Items from a data source

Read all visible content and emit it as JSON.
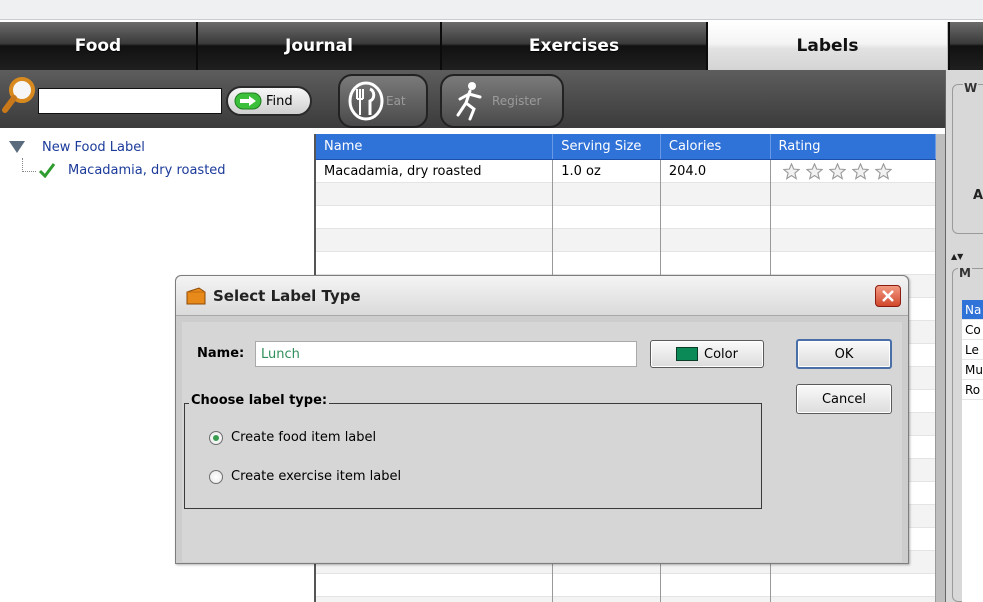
{
  "tabs": [
    {
      "label": "Food",
      "active": false
    },
    {
      "label": "Journal",
      "active": false
    },
    {
      "label": "Exercises",
      "active": false
    },
    {
      "label": "Labels",
      "active": true
    }
  ],
  "toolbar": {
    "search_value": "",
    "find_label": "Find",
    "eat_label": "Eat",
    "register_label": "Register"
  },
  "tree": {
    "root": "New Food Label",
    "child": "Macadamia, dry roasted"
  },
  "table": {
    "columns": [
      "Name",
      "Serving Size",
      "Calories",
      "Rating"
    ],
    "rows": [
      {
        "name": "Macadamia, dry roasted",
        "serving": "1.0 oz",
        "calories": "204.0",
        "rating": 0,
        "rating_max": 5
      }
    ]
  },
  "right_panel": {
    "box1_title": "W",
    "box1_letter": "A",
    "box2_title": "M",
    "list": [
      "Na",
      "Co",
      "Le",
      "Mu",
      "Ro"
    ]
  },
  "dialog": {
    "title": "Select Label Type",
    "name_label": "Name:",
    "name_value": "Lunch",
    "color_label": "Color",
    "color_value": "#0b8a58",
    "ok_label": "OK",
    "cancel_label": "Cancel",
    "group_title": "Choose label type:",
    "options": [
      {
        "label": "Create food item label",
        "selected": true
      },
      {
        "label": "Create exercise item label",
        "selected": false
      }
    ]
  },
  "colors": {
    "header_blue": "#2f72d8",
    "accent_green": "#3a9c4f"
  }
}
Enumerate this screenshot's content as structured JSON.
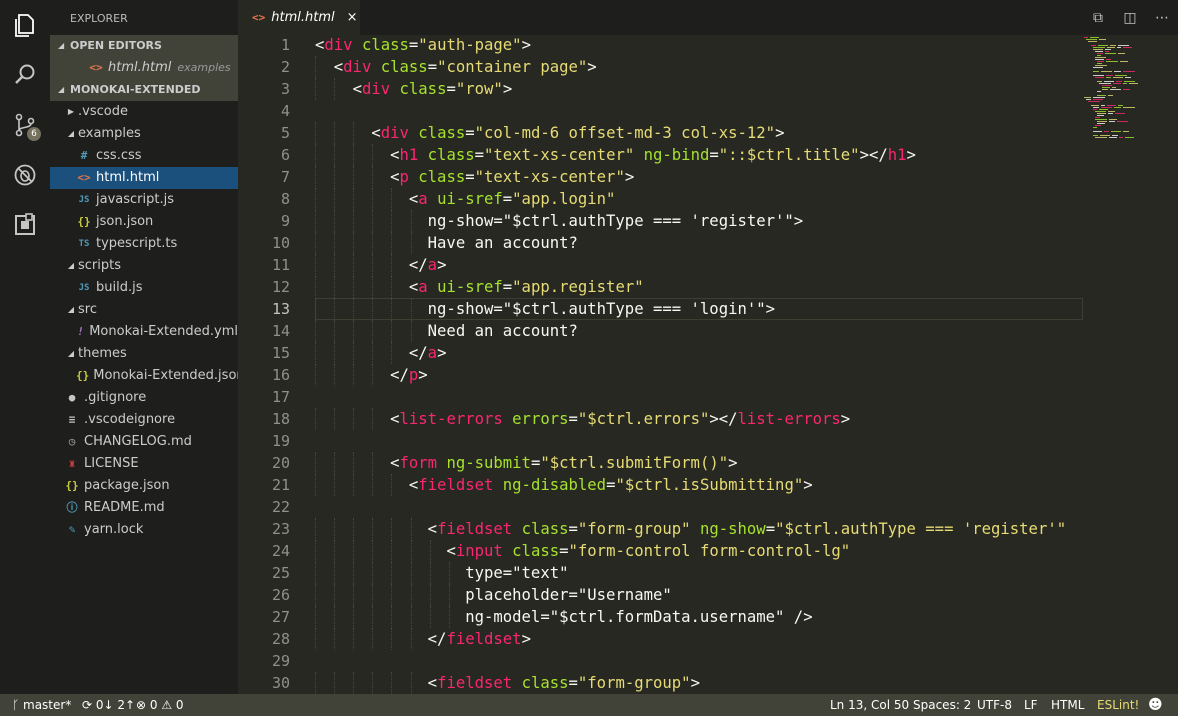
{
  "sidebar": {
    "title": "EXPLORER",
    "open_editors_header": "OPEN EDITORS",
    "open_editor": {
      "name": "html.html",
      "folder": "examples"
    },
    "project_header": "MONOKAI-EXTENDED",
    "tree": [
      {
        "label": ".vscode",
        "type": "folder",
        "open": false
      },
      {
        "label": "examples",
        "type": "folder",
        "open": true
      },
      {
        "label": "css.css",
        "icon": "#"
      },
      {
        "label": "html.html",
        "icon": "<>"
      },
      {
        "label": "javascript.js",
        "icon": "JS"
      },
      {
        "label": "json.json",
        "icon": "{}"
      },
      {
        "label": "typescript.ts",
        "icon": "TS"
      },
      {
        "label": "scripts",
        "type": "folder",
        "open": true
      },
      {
        "label": "build.js",
        "icon": "JS"
      },
      {
        "label": "src",
        "type": "folder",
        "open": true
      },
      {
        "label": "Monokai-Extended.yml",
        "icon": "!"
      },
      {
        "label": "themes",
        "type": "folder",
        "open": true
      },
      {
        "label": "Monokai-Extended.json",
        "icon": "{}"
      },
      {
        "label": ".gitignore",
        "icon": "git"
      },
      {
        "label": ".vscodeignore",
        "icon": "≡"
      },
      {
        "label": "CHANGELOG.md",
        "icon": "clock"
      },
      {
        "label": "LICENSE",
        "icon": "license"
      },
      {
        "label": "package.json",
        "icon": "{}"
      },
      {
        "label": "README.md",
        "icon": "i"
      },
      {
        "label": "yarn.lock",
        "icon": "yarn"
      }
    ]
  },
  "activity": {
    "scm_badge": "6"
  },
  "tab": {
    "label": "html.html",
    "close": "×"
  },
  "editor": {
    "line_numbers": [
      "1",
      "2",
      "3",
      "4",
      "5",
      "6",
      "7",
      "8",
      "9",
      "10",
      "11",
      "12",
      "13",
      "14",
      "15",
      "16",
      "17",
      "18",
      "19",
      "20",
      "21",
      "22",
      "23",
      "24",
      "25",
      "26",
      "27",
      "28",
      "29",
      "30"
    ],
    "lines": [
      "<div class=\"auth-page\">",
      "  <div class=\"container page\">",
      "    <div class=\"row\">",
      "",
      "      <div class=\"col-md-6 offset-md-3 col-xs-12\">",
      "        <h1 class=\"text-xs-center\" ng-bind=\"::$ctrl.title\"></h1>",
      "        <p class=\"text-xs-center\">",
      "          <a ui-sref=\"app.login\"",
      "            ng-show=\"$ctrl.authType === 'register'\">",
      "            Have an account?",
      "          </a>",
      "          <a ui-sref=\"app.register\"",
      "            ng-show=\"$ctrl.authType === 'login'\">",
      "            Need an account?",
      "          </a>",
      "        </p>",
      "",
      "        <list-errors errors=\"$ctrl.errors\"></list-errors>",
      "",
      "        <form ng-submit=\"$ctrl.submitForm()\">",
      "          <fieldset ng-disabled=\"$ctrl.isSubmitting\">",
      "",
      "            <fieldset class=\"form-group\" ng-show=\"$ctrl.authType === 'register'\"",
      "              <input class=\"form-control form-control-lg\"",
      "                type=\"text\"",
      "                placeholder=\"Username\"",
      "                ng-model=\"$ctrl.formData.username\" />",
      "            </fieldset>",
      "",
      "            <fieldset class=\"form-group\">"
    ],
    "active_line": 13
  },
  "status": {
    "branch": "master*",
    "sync": "0↓ 2↑",
    "errors": "0",
    "warnings": "0",
    "position": "Ln 13, Col 50",
    "spaces": "Spaces: 2",
    "encoding": "UTF-8",
    "eol": "LF",
    "language": "HTML",
    "linter": "ESLint!"
  },
  "colors": {
    "tag": "#f92672",
    "attribute": "#a6e22e",
    "string": "#e6db74",
    "text": "#f8f8f2",
    "background": "#272822",
    "sidebar": "#1e1f1c",
    "selection": "#1b4f7c",
    "statusbar": "#414339"
  }
}
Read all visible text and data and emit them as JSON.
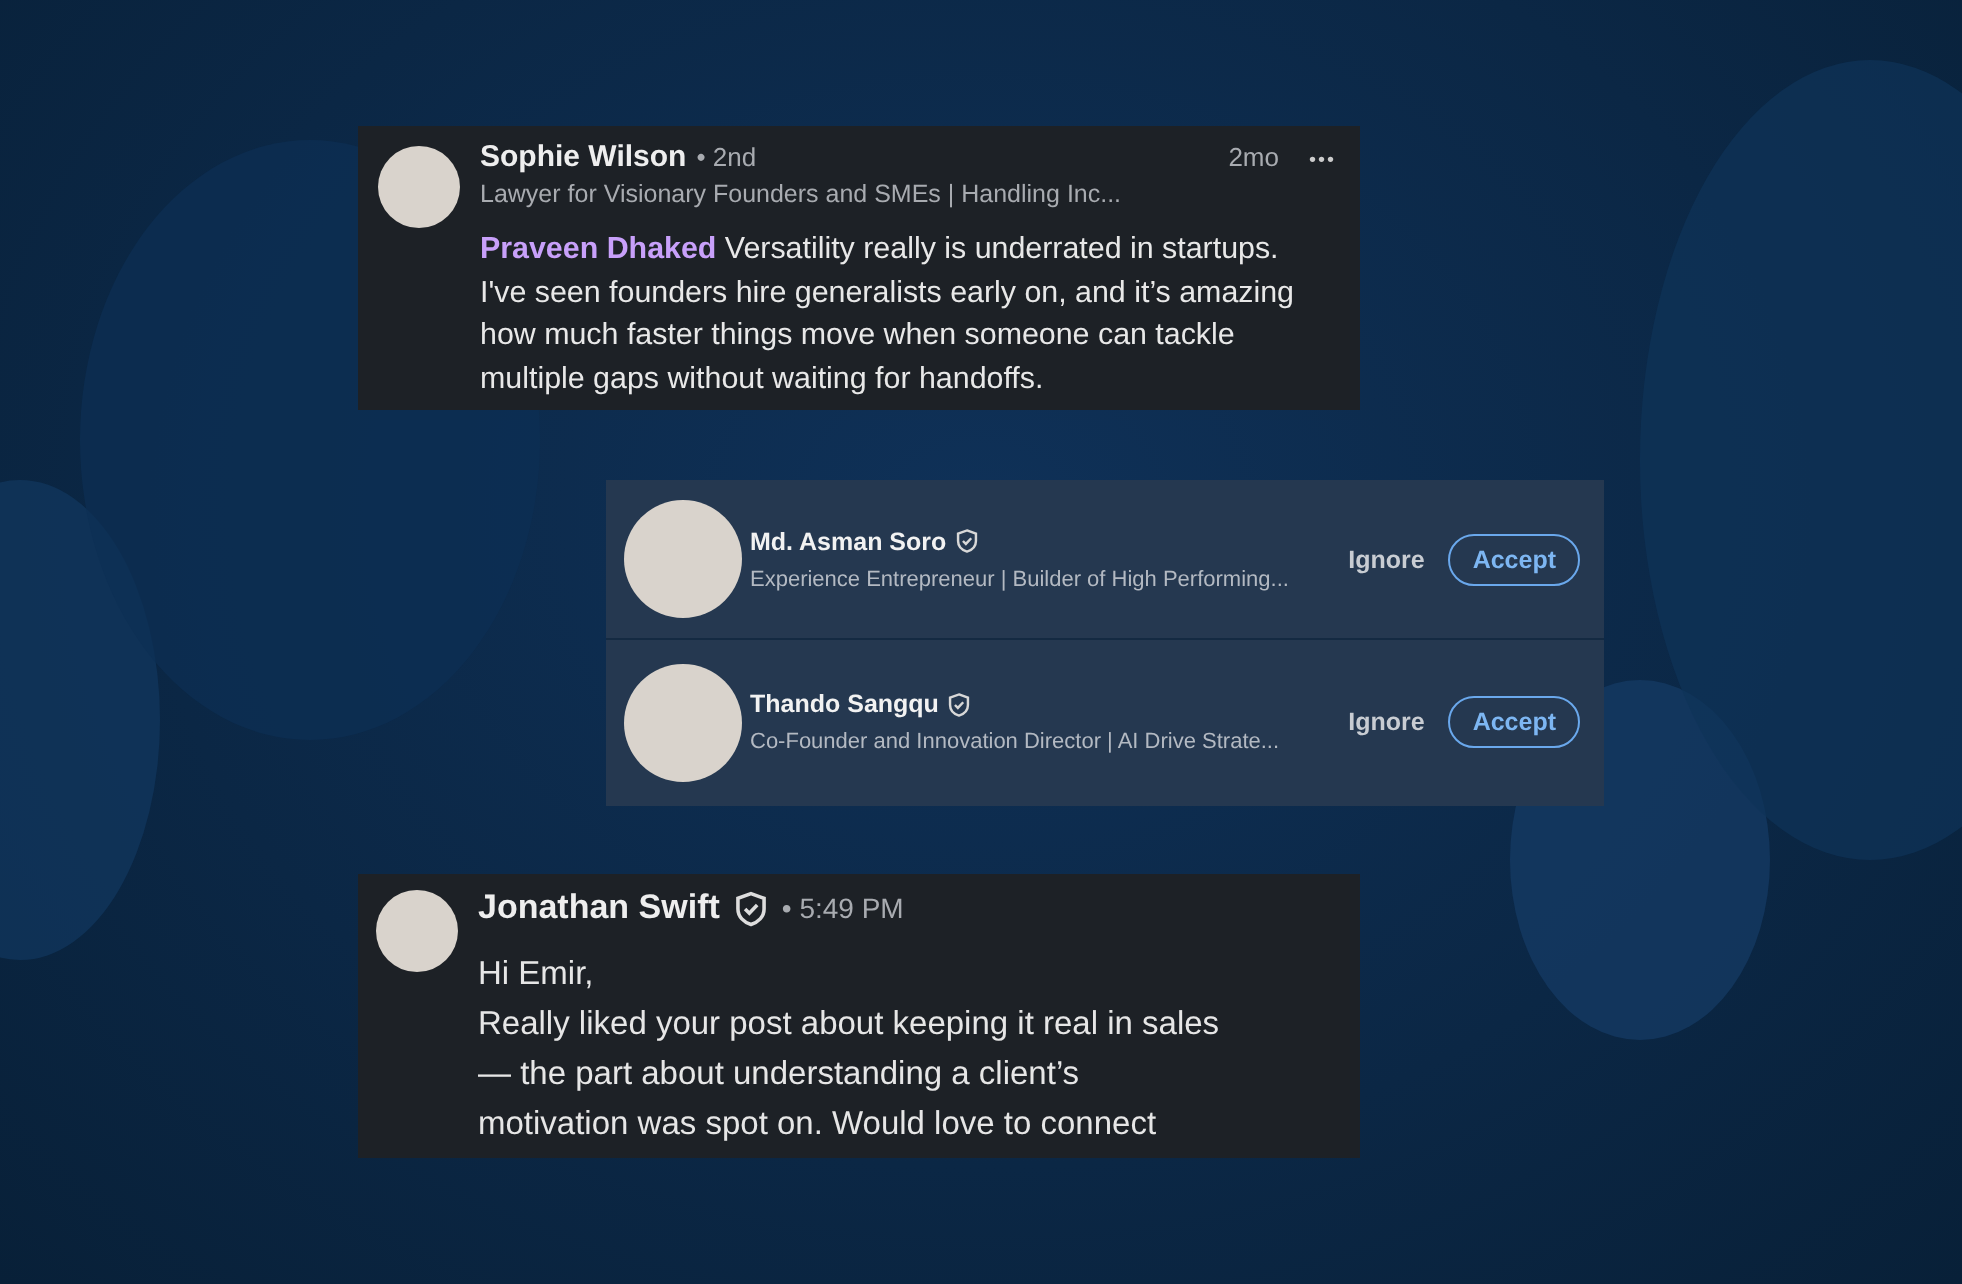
{
  "comment": {
    "author": "Sophie Wilson",
    "degree": "• 2nd",
    "headline": "Lawyer for Visionary Founders and SMEs | Handling Inc...",
    "time": "2mo",
    "more": "•••",
    "mention": "Praveen Dhaked",
    "text": "Versatility really is underrated in startups. I've seen founders hire generalists early on, and it’s amazing how much faster things move when someone can tackle multiple gaps without waiting for handoffs."
  },
  "invitations": [
    {
      "name": "Md. Asman Soro",
      "verified": true,
      "headline": "Experience Entrepreneur | Builder of High Performing...",
      "ignore": "Ignore",
      "accept": "Accept"
    },
    {
      "name": "Thando Sangqu",
      "verified": true,
      "headline": "Co-Founder and Innovation Director | AI Drive Strate...",
      "ignore": "Ignore",
      "accept": "Accept"
    }
  ],
  "message": {
    "author": "Jonathan Swift",
    "verified": true,
    "time": "• 5:49 PM",
    "greeting": "Hi Emir,",
    "body": "Really liked your post about keeping it real in sales — the part about understanding a client’s motivation was spot on. Would love to connect"
  }
}
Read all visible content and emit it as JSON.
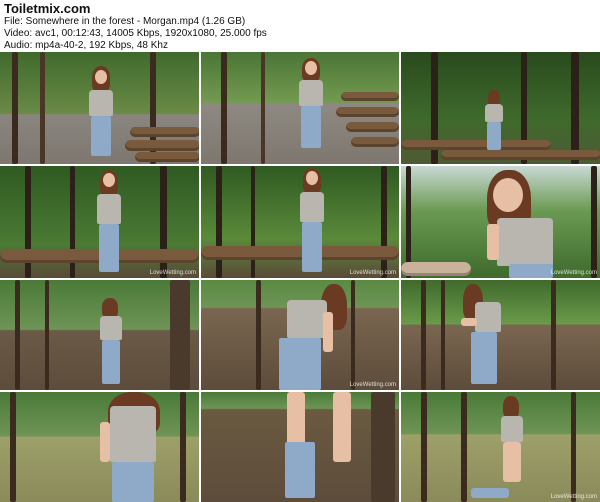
{
  "header": {
    "site": "Toiletmix.com",
    "file_line": "File: Somewhere in the forest - Morgan.mp4 (1.26 GB)",
    "video_line": "Video: avc1, 00:12:43, 14005 Kbps, 1920x1080, 25.000 fps",
    "audio_line": "Audio: mp4a-40-2, 192 Kbps, 48 Khz"
  },
  "thumbnails": {
    "watermark": "LoveWetting.com",
    "count": 12
  },
  "colors": {
    "forest_dark": "#2f4a22",
    "forest_light": "#5f8f3c",
    "ground": "#6b5a47",
    "road": "#8a8580"
  }
}
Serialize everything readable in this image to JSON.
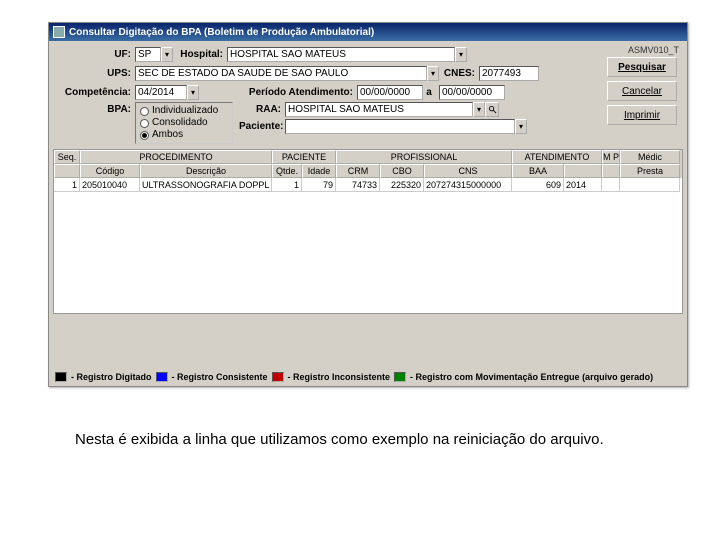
{
  "window": {
    "title": "Consultar Digitação do BPA (Boletim de Produção Ambulatorial)",
    "version": "ASMV010_T"
  },
  "labels": {
    "uf": "UF:",
    "hospital": "Hospital:",
    "ups": "UPS:",
    "cnes": "CNES:",
    "competencia": "Competência:",
    "periodo": "Período Atendimento:",
    "a": "a",
    "bpa": "BPA:",
    "raa": "RAA:",
    "paciente": "Paciente:"
  },
  "values": {
    "uf": "SP",
    "hospital": "HOSPITAL SAO MATEUS",
    "ups": "SEC DE ESTADO DA SAUDE DE SAO PAULO",
    "cnes": "2077493",
    "competencia": "04/2014",
    "periodo_de": "00/00/0000",
    "periodo_a": "00/00/0000",
    "raa": "HOSPITAL SAO MATEUS",
    "paciente": ""
  },
  "radios": {
    "r1": "Individualizado",
    "r2": "Consolidado",
    "r3": "Ambos"
  },
  "buttons": {
    "pesquisar": "Pesquisar",
    "cancelar": "Cancelar",
    "imprimir": "Imprimir"
  },
  "grid": {
    "group_headers": {
      "seq": "Seq.",
      "procedimento": "PROCEDIMENTO",
      "paciente": "PACIENTE",
      "profissional": "PROFISSIONAL",
      "atendimento": "ATENDIMENTO",
      "mp": "M P",
      "medic": "Médic"
    },
    "headers": {
      "codigo": "Código",
      "descricao": "Descrição",
      "qtde": "Qtde.",
      "idade": "Idade",
      "crm": "CRM",
      "cbo": "CBO",
      "cns": "CNS",
      "baa": "BAA",
      "blank": "",
      "prest": "Presta"
    },
    "row": {
      "seq": "1",
      "codigo": "205010040",
      "descricao": "ULTRASSONOGRAFIA DOPPL",
      "qtde": "1",
      "idade": "79",
      "crm": "74733",
      "cbo": "225320",
      "cns": "207274315000000",
      "baa": "609",
      "ano": "2014"
    }
  },
  "legend": {
    "l1": "- Registro Digitado",
    "l2": "- Registro Consistente",
    "l3": "- Registro Inconsistente",
    "l4": "- Registro com Movimentação Entregue (arquivo gerado)"
  },
  "caption": "Nesta é exibida a linha que utilizamos como exemplo na reiniciação do arquivo."
}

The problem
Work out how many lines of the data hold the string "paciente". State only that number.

Result of the exercise
3